The Guardian – 16 August, 2023
New report suggests glut will last years, even if Beijing drops tariffs early, while prices of Australian red wine grapes plummet by more than half
Australia has an oversupply equivalent to more than 2.8bn bottles of wine – a little more than 100 bottles per person – after the trade dispute with China slashed exports to the biggest consumer of Australian wines.
The excess wine is being stored in large steel vats in wineries across Australia, equating to 859 Olympic wine-filled swimming pools.
The removal of Chinese tariffs on Australian barley has some grape growers optimistic that the five-year wine tariffs implemented in 2021 may be dropped early, but a new Rabobank report suggests even this would not be enough to prevent further years of oversupply.
Pia Piggott, the report’s author and an associate analyst for RaboResearch, said: “During Covid, we had logistics bottlenecks and high shipping costs and weren’t … able to grow much in other markets.
“Even if the China tariff hadn’t happened, if the shipping situation had been better and the cost had been better … the oversupply would have been less severe.”
At its peak in 2020, export of Australian wine to China was valued at $1.2bn and made up 18% of export volume and 40% of value.
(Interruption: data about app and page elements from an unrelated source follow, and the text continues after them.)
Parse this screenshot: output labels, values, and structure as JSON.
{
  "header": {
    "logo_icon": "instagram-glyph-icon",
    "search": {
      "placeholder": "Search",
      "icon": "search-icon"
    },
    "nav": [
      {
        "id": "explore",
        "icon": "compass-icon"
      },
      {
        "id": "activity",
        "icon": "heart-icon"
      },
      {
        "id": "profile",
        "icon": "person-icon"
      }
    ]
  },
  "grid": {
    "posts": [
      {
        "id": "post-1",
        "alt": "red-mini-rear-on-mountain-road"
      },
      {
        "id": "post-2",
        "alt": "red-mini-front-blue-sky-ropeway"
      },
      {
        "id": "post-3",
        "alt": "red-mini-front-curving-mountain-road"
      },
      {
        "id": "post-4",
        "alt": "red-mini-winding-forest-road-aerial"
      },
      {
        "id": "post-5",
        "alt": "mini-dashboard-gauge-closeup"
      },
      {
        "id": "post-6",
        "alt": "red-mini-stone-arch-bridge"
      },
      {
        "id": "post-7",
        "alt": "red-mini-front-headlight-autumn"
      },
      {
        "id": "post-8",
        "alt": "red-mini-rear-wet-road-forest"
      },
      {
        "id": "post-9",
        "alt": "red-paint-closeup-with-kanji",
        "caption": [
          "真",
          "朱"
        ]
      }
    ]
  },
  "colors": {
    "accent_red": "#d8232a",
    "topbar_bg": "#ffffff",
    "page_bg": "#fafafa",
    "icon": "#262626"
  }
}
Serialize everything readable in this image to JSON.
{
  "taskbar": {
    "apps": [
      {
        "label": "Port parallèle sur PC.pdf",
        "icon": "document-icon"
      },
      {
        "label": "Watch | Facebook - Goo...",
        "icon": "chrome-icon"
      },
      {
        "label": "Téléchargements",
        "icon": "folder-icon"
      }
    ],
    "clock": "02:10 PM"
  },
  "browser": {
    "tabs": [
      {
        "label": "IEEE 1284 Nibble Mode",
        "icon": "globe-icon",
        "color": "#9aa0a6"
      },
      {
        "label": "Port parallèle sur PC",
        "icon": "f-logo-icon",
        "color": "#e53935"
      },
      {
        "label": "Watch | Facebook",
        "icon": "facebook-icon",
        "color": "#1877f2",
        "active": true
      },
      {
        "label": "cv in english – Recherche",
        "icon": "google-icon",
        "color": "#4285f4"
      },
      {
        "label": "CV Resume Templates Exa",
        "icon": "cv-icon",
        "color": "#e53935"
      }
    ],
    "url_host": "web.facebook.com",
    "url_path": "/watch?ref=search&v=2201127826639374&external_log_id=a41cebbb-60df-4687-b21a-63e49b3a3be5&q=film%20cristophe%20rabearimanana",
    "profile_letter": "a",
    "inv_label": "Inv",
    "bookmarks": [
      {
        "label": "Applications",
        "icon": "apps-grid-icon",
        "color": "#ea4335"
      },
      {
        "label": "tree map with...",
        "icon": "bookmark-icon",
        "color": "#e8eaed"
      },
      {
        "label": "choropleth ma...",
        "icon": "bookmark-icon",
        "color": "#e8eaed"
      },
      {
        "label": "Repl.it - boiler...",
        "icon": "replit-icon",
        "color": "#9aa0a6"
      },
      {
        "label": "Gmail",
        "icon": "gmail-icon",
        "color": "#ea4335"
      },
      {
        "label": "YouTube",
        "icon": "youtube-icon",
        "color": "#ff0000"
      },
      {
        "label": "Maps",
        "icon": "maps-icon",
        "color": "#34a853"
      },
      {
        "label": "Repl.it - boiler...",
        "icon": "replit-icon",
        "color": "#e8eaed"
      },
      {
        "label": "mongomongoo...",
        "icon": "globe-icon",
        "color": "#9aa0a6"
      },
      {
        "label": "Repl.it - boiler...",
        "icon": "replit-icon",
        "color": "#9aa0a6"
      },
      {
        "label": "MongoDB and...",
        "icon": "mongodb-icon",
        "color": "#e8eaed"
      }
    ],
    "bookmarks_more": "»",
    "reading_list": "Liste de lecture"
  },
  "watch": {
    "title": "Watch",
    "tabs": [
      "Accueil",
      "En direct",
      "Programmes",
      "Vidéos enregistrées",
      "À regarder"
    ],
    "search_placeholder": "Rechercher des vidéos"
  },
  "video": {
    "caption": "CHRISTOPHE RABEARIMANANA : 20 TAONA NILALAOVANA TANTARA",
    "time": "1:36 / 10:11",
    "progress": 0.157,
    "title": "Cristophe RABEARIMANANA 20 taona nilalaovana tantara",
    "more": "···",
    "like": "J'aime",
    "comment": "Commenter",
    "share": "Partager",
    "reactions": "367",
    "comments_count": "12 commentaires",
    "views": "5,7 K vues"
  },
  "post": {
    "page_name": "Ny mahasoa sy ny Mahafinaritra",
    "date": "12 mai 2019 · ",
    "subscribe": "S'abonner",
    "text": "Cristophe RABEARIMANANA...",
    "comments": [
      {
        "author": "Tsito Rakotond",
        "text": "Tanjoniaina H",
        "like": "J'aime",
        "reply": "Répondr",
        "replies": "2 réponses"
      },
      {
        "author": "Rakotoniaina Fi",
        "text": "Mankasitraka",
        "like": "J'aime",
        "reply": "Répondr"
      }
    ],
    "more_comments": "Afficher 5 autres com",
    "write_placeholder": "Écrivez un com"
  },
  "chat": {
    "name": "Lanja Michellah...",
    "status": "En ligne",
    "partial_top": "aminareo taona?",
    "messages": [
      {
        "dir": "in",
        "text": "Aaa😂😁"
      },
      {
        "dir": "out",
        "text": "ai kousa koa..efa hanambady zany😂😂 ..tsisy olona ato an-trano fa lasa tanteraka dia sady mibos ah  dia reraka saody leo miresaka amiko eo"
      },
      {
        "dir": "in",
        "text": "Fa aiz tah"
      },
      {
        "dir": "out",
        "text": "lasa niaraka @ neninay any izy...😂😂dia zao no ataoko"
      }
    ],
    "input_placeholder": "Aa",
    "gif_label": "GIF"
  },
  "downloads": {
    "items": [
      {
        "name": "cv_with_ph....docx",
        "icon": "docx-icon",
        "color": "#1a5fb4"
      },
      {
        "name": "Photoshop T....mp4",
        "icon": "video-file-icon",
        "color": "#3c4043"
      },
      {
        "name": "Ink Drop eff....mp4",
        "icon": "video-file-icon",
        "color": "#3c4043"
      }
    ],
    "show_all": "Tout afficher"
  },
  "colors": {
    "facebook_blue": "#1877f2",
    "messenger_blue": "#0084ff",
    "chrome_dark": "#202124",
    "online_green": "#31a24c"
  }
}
Now annual exports are worth just $8.1m, contributing to a plummeting price for red varieties of grapes and a decline in domestic red wine prices.
The trade minister, Don Farrell, said the government would continue to press for all trade impediments affecting Australian exports to be removed.
“We want to use a process similar to what we used to resolve the barley duties, to ensure that fantastic Australian wine gets back on the tables of Chinese consumers,” he said.
The end of an extended La Niña weather system is likely to bring more favourable growing conditions across parts of the country, which could lead to a further rise in supply.
In Australia’s wine regions, which span the country’s interior, the prices of grapes for red wine have fallen by more than half. In South Australia’s Riverland, the largest growing region in the country, the price growers get for the most common variety – shiraz – is down 67% since 2020.
Bruno Altin, a third-generation grape grower who has run a 120-hectare vineyard outside Griffith in central NSW for more than 20 years, said he was now picking grapes used for red wine at a loss as costs went up and returns went down.
“By the time you pick it and cart it, it’s going to cost you $100 per tonne, then you have pruning, spraying and everything else. We are going to lose a lot of money this year on the reds,” said Altin, who is on the Riverina Wine Grapes Marketing Board.
“Dad has been on the farm since he left school, he’s 76 and it’s the worst he’s ever seen … In the 80s the prices were the same if not higher than now … it’s really hard.”
Altin said his income from grapes for white wines was “more stable”.
He said he expected all wineries to cap the amount of grapes they bought from growers, as a result of the oversupply. Altin said he would have to leave many grapes to rot in the fields.
The chief executive of the Australian Grape and Wine Association, Lee McLean, said commercial grape producers in warm climates that produced red varieties, such as Altin, were most vulnerable to the oversupply.
“You are really struggling if you’re a grape grower. You are struggling to get good prices for your grapes, if you can sell them at all,” McLean said.
“But if you’re in a cooler climate, a sort of high-value producer region, generally speaking, things are not too bad and they’re not suffering the same sort of pressures.”
Piggott said that in spite of the oversupply, she expected consumer prices to remain stable as increased costs for storage, transport and glass had cancelled out reductions in the price of grapes.
“I’m not trying to give advice and I don’t want to encourage more alcohol consumption,” she said. “But … it’s a good time to support the Australian wine industry.